### DESCRIPTION OF THE TASK:
Could you output each line of the data that follows exactly?

☆ ☆ ☆

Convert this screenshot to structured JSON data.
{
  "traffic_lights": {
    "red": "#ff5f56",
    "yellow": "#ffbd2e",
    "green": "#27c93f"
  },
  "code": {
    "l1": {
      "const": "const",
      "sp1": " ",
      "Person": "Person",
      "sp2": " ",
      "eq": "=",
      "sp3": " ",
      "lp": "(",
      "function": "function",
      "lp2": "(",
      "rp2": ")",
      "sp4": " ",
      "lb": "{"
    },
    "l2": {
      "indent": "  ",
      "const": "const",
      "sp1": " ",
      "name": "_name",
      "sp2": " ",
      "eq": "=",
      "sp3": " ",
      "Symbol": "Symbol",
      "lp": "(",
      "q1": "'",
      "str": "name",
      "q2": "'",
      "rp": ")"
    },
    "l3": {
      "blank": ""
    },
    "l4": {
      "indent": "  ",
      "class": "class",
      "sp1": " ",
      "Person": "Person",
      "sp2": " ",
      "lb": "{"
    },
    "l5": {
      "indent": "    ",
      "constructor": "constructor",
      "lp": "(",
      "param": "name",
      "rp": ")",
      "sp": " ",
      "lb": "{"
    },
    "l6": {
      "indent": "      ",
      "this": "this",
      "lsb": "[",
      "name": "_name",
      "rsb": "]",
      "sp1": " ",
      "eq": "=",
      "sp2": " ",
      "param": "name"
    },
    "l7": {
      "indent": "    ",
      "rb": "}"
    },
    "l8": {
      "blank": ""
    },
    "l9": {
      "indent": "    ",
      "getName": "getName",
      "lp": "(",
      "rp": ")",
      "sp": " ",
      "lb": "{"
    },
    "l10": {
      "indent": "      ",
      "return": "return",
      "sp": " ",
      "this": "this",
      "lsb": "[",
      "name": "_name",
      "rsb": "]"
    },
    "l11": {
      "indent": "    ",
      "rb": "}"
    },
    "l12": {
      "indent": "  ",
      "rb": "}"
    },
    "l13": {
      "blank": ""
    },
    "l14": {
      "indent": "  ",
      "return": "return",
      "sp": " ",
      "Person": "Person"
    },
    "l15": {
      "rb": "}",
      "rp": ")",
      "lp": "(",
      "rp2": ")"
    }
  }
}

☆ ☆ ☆

### WRITTEN RESPONSE:
Convert this screenshot to structured JSON data.
{
  "traffic_lights": {
    "red": "#ff5f56",
    "yellow": "#ffbd2e",
    "green": "#27c93f"
  },
  "code": {
    "l1": {
      "const": "const",
      "sp1": " ",
      "Person": "Person",
      "sp2": " ",
      "eq": "=",
      "sp3": " ",
      "lp": "(",
      "function": "function",
      "lp2": "(",
      "rp2": ")",
      "sp4": " ",
      "lb": "{"
    },
    "l2": {
      "indent": "  ",
      "const": "const",
      "sp1": " ",
      "name": "_name",
      "sp2": " ",
      "eq": "=",
      "sp3": " ",
      "Symbol": "Symbol",
      "lp": "(",
      "q1": "'",
      "str": "name",
      "q2": "'",
      "rp": ")"
    },
    "l3": {
      "blank": ""
    },
    "l4": {
      "indent": "  ",
      "class": "class",
      "sp1": " ",
      "Person": "Person",
      "sp2": " ",
      "lb": "{"
    },
    "l5": {
      "indent": "    ",
      "constructor": "constructor",
      "lp": "(",
      "param": "name",
      "rp": ")",
      "sp": " ",
      "lb": "{"
    },
    "l6": {
      "indent": "      ",
      "this": "this",
      "lsb": "[",
      "name": "_name",
      "rsb": "]",
      "sp1": " ",
      "eq": "=",
      "sp2": " ",
      "param": "name"
    },
    "l7": {
      "indent": "    ",
      "rb": "}"
    },
    "l8": {
      "blank": ""
    },
    "l9": {
      "indent": "    ",
      "getName": "getName",
      "lp": "(",
      "rp": ")",
      "sp": " ",
      "lb": "{"
    },
    "l10": {
      "indent": "      ",
      "return": "return",
      "sp": " ",
      "this": "this",
      "lsb": "[",
      "name": "_name",
      "rsb": "]"
    },
    "l11": {
      "indent": "    ",
      "rb": "}"
    },
    "l12": {
      "indent": "  ",
      "rb": "}"
    },
    "l13": {
      "blank": ""
    },
    "l14": {
      "indent": "  ",
      "return": "return",
      "sp": " ",
      "Person": "Person"
    },
    "l15": {
      "rb": "}",
      "rp": ")",
      "lp": "(",
      "rp2": ")"
    }
  }
}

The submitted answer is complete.